French President Emmanuel Macron delivers a speech at Dubai's Chamber of Commerce in Dubai
By Sylvia Westall and Stephen Kalin
DUBAI/RIYADH (Reuters) - French President Emmanuel Macron arrived in Riyadh on Thursday for hastily scheduled talks with Saudi Crown Prince Mohammed bin Salman amid rising tensions between Saudi Arabia and Iran, notably over Lebanon and Yemen.
Macron, who flew in from a visit to the United Arab Emirates, had earlier declined to discuss a wave of high-level arrests for corruption in Saudi Arabia, but said it was vital to work with the kingdom for the stability of the region.
He told a news conference in Dubai that the decision to go to Riyadh had been made on Thursday morning, and that his first face-to-face talks with the prince would focus on "regional questions, in particular Yemen and Lebanon".
Two top Lebanese government officials said on Thursday that Riyadh was holding Lebanon's Saad al-Hariri captive and a third told Reuters that the Saudi authorities had ordered Hariri to resign while he was in Riyadh last weekend, and put him under house arrest. Saudi Arabia has denied that he is under house arrest, but Hariri himself has not denied that his movements are being restricted.
France has close ties with Lebanon, a former colony, and with Hariri, who has a home in France after spending several years in the country. Macron said there had been informal contacts with Hariri, but no request to transfer him to France. Two French diplomats also said they were unaware of any plans to bring Hariri to France.
Macron said he would "emphasize the importance of Lebanese stability and integrity" in his talks in Riyadh, adding: "My wish is that all Lebanese political officials live freely in Lebanon ... which means having a very demanding stance on those who could threaten any leader."
Television pictures showed a smiling Macron being met at Riyadh airport by the crown prince.
In recent years, France has been able to nurture new links with the Sunni-ruled Gulf Arab states due to its tough stance on Iran in nuclear negotiations, and the broad similarity of their policies on conflicts across the Middle East.

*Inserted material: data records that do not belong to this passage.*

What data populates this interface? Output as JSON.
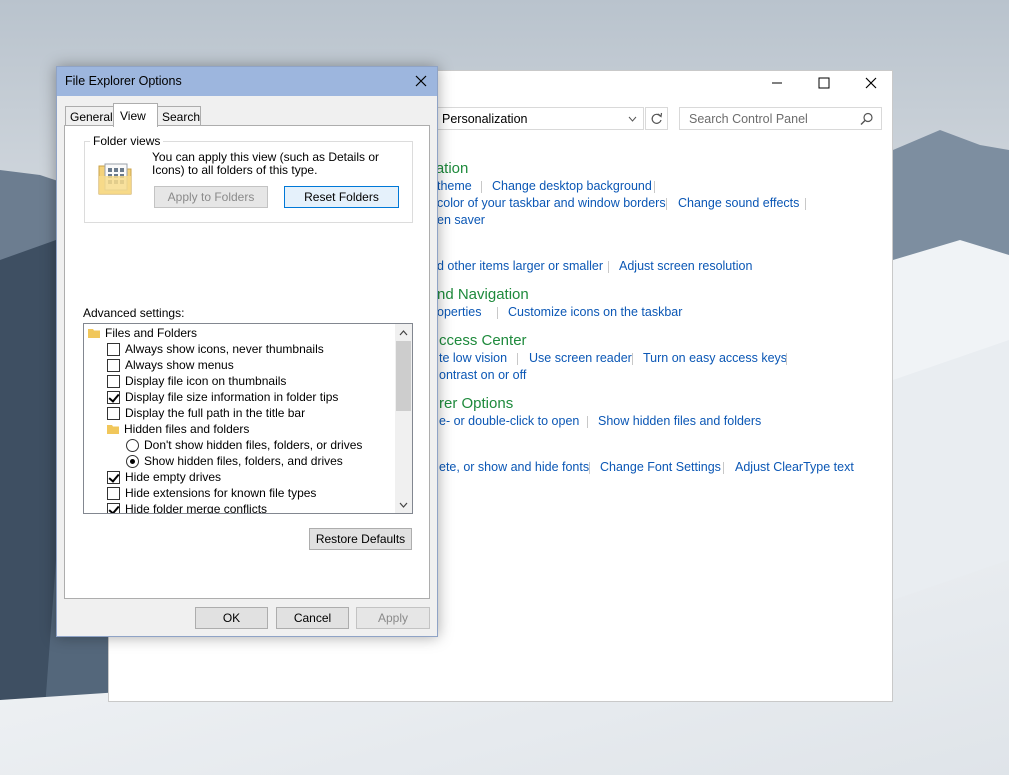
{
  "control_panel": {
    "address": "Personalization",
    "search_placeholder": "Search Control Panel",
    "sections": [
      {
        "heading": "ization",
        "links": [
          [
            "theme",
            "Change desktop background"
          ],
          [
            "color of your taskbar and window borders",
            "Change sound effects"
          ],
          [
            "en saver"
          ]
        ]
      },
      {
        "heading": "",
        "links": [
          [
            "d other items larger or smaller",
            "Adjust screen resolution"
          ]
        ]
      },
      {
        "heading": "nd Navigation",
        "links": [
          [
            "operties",
            "Customize icons on the taskbar"
          ]
        ]
      },
      {
        "heading": "ccess Center",
        "links": [
          [
            "te low vision",
            "Use screen reader",
            "Turn on easy access keys"
          ],
          [
            "ontrast on or off"
          ]
        ]
      },
      {
        "heading": "rer Options",
        "links": [
          [
            "e- or double-click to open",
            "Show hidden files and folders"
          ]
        ]
      },
      {
        "heading": "",
        "links": [
          [
            "ete, or show and hide fonts",
            "Change Font Settings",
            "Adjust ClearType text"
          ]
        ]
      }
    ]
  },
  "dialog": {
    "title": "File Explorer Options",
    "tabs": [
      "General",
      "View",
      "Search"
    ],
    "folder_views": {
      "legend": "Folder views",
      "description": "You can apply this view (such as Details or Icons) to all folders of this type.",
      "apply_button": "Apply to Folders",
      "reset_button": "Reset Folders"
    },
    "advanced_label": "Advanced settings:",
    "advanced_items": [
      {
        "type": "folder",
        "label": "Files and Folders",
        "indent": 0
      },
      {
        "type": "checkbox",
        "label": "Always show icons, never thumbnails",
        "checked": false,
        "indent": 1
      },
      {
        "type": "checkbox",
        "label": "Always show menus",
        "checked": false,
        "indent": 1
      },
      {
        "type": "checkbox",
        "label": "Display file icon on thumbnails",
        "checked": false,
        "indent": 1
      },
      {
        "type": "checkbox",
        "label": "Display file size information in folder tips",
        "checked": true,
        "indent": 1
      },
      {
        "type": "checkbox",
        "label": "Display the full path in the title bar",
        "checked": false,
        "indent": 1
      },
      {
        "type": "folder",
        "label": "Hidden files and folders",
        "indent": 1
      },
      {
        "type": "radio",
        "label": "Don't show hidden files, folders, or drives",
        "checked": false,
        "indent": 2
      },
      {
        "type": "radio",
        "label": "Show hidden files, folders, and drives",
        "checked": true,
        "indent": 2
      },
      {
        "type": "checkbox",
        "label": "Hide empty drives",
        "checked": true,
        "indent": 1
      },
      {
        "type": "checkbox",
        "label": "Hide extensions for known file types",
        "checked": false,
        "indent": 1
      },
      {
        "type": "checkbox",
        "label": "Hide folder merge conflicts",
        "checked": true,
        "indent": 1
      }
    ],
    "restore_button": "Restore Defaults",
    "ok_button": "OK",
    "cancel_button": "Cancel",
    "apply_button": "Apply"
  }
}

However, the 32-year-old crown prince has emphasized closer ties with U.S. President Donald Trump at a time when Macron has in turn sought to improve relations with Iran, Saudi Arabia's Shi'ite rival for regional influence.
"STRONG CONCERNS ABOUT IRAN"
In Yemen, the Saudi-led military coalition fighting the Houthi movement said on Monday it had closed all air, land and sea ports to stem the flow of arms to the Houthis from Iran.
The United Nations said the move risked causing "the largest famine the world has seen for many decades, with millions of victims".
Macron said he would insist to Prince Mohammed that Riyadh must open the borders to allow humanitarian access.
On Iran, Macron repeated that he wanted to keep the landmark 2015 nuclear deal, which U.S. President Donald Trump has challenged.
But he said he was "very concerned" by Iran's ballistic missile program, mentioning a missile fired from Yemen and intercepted by Saudi Arabia on Saturday, and raised the prospect of possible sanctions with regard to those activities.
"There are extremely strong concerns about Iran. There are negotiations we need to start on Iran's ballistic missiles," he said.
"Like what was done in 2015 for the nuclear activities, it's necessary to put a framework in place for Iran's ballistic activities and open a process, with sanctions if needed, of negotiation that would enable (that)."
Iran has denied providing ballistic missiles to Yemeni Houthi rebels and says its missile program is purely defensive and should not be linked to the nuclear deal.
Macron reaffirmed his intention to go to Iran as part of efforts to talk to all the actors in the region, but warned about decisions that could destabilize the region further.
"Iran is a regional power ... there should be no naivety in terms of Iran, it is about standing beside our allies, in particular the United Arab Emirates, but it is about not having any policy that could create imbalances, conflicts in the region."
(Additional reporting and writing by John Irish; Editing by Kevin Liffey)